Parallel Execution in PostgreSQL 9.6
Commercial databases have been able to do it for decades, but in the open source database scene it is quite unique: Since release 9.6, PostgeSQL can execute single queries on multiple cores and thus make better use of modern hardware for data-intensive queries. At the moment, only some special cases can take advantage of in-query parallelism. The next releases will gradually extend this functionality. Speaking of next releases: The next major PostgreSQL release will be 10.0.
SQL Server on Linux (Beta)
A beta of the next version of SQL Server (currently called “vNext”) was released, also for Linux. On supported distributions (Red Hat, Ubuntu) the installation is carried out by the regular package manager. Furthermore, Microsoft provides Docker images. The “What's New” list of vNext is rather modest from a developer's perspective. However, SQL Server is finally getting
STRING_AGG. It's also worth noting that
CREATE OR ALTER was added to SQL Server 2016 SP1, which was released at the same time that vNext beta went public.
Oracle 12cR2 Currently Cloud Only
First off, Version 12.2 of the Oracle Database hast already been released. Interestingly, you cannot download it. Cloud first seems to be the new strategy for Oracle. For developers the new release is not very exciting anyway: Error handling for
LISTAGG, approximate aggregates and of course more JSON. Find the full list in the “New Features” documentation.
DB2 for Linux, UNIX and Windows (abbrevated LUW) has gotten release 11.1 earlier this year. The general theme of the new SQL features was compatibility. It seems like IBM aims to support every single SQL dialect out there, and one part of this is that DB2 supports the SQL:2011

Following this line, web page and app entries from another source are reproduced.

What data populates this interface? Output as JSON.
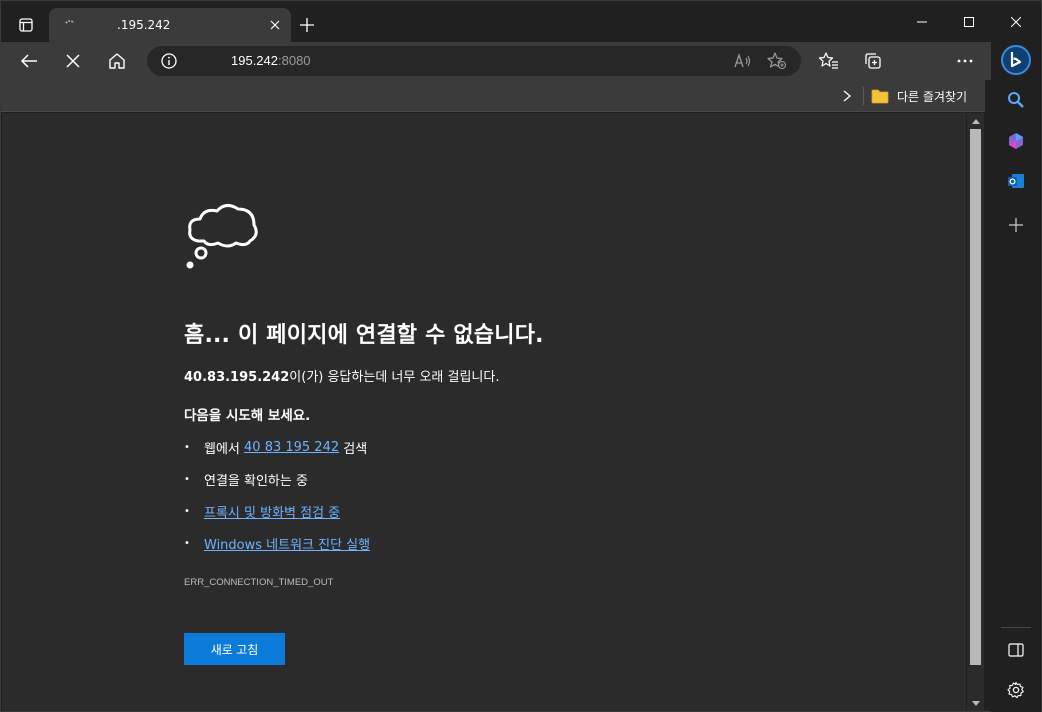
{
  "tab": {
    "title": ".195.242"
  },
  "address_bar": {
    "host": "195.242",
    "port": ":8080"
  },
  "favorites_bar": {
    "other_favorites_label": "다른 즐겨찾기"
  },
  "error_page": {
    "heading": "흠... 이 페이지에 연결할 수 없습니다.",
    "detail_host": "40.83.195.242",
    "detail_text": "이(가) 응답하는데 너무 오래 걸립니다.",
    "try_label": "다음을 시도해 보세요.",
    "suggestions": [
      {
        "prefix": "웹에서 ",
        "link": "40 83 195 242",
        "suffix": " 검색"
      },
      {
        "prefix": "연결을 확인하는 중",
        "link": "",
        "suffix": ""
      },
      {
        "prefix": "",
        "link": "프록시 및 방화벽 점검 중",
        "suffix": ""
      },
      {
        "prefix": "",
        "link": "Windows 네트워크 진단 실행",
        "suffix": ""
      }
    ],
    "error_code": "ERR_CONNECTION_TIMED_OUT",
    "reload_label": "새로 고침"
  },
  "colors": {
    "accent": "#0c7ad9",
    "link": "#6fb2ff",
    "page_bg": "#2b2b2b",
    "chrome_bg": "#3b3b3b",
    "frame_bg": "#202020"
  }
}
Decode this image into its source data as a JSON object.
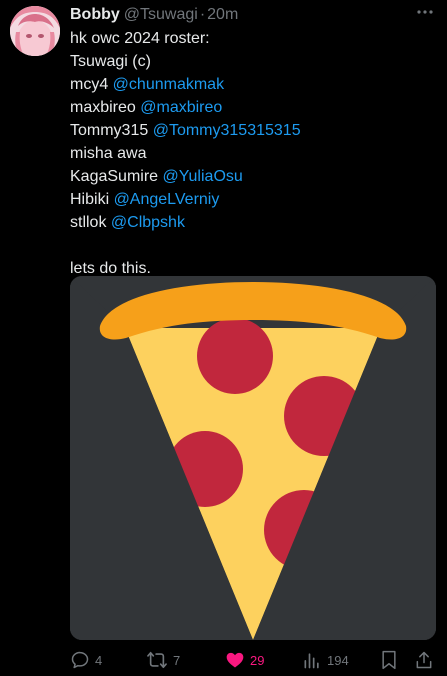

OFFSET clause even without enabling the MySQL compatibility vector. This is a big setback from my No-Offset movement!
SQLite Gets Row-Values
SQLite is compensating for this by introducing row values support in version 3.15.0—the SQL-92 feature that often makes life without
OFFSET more easy. If you don't know about No-Offset yet, you should definitively read this article.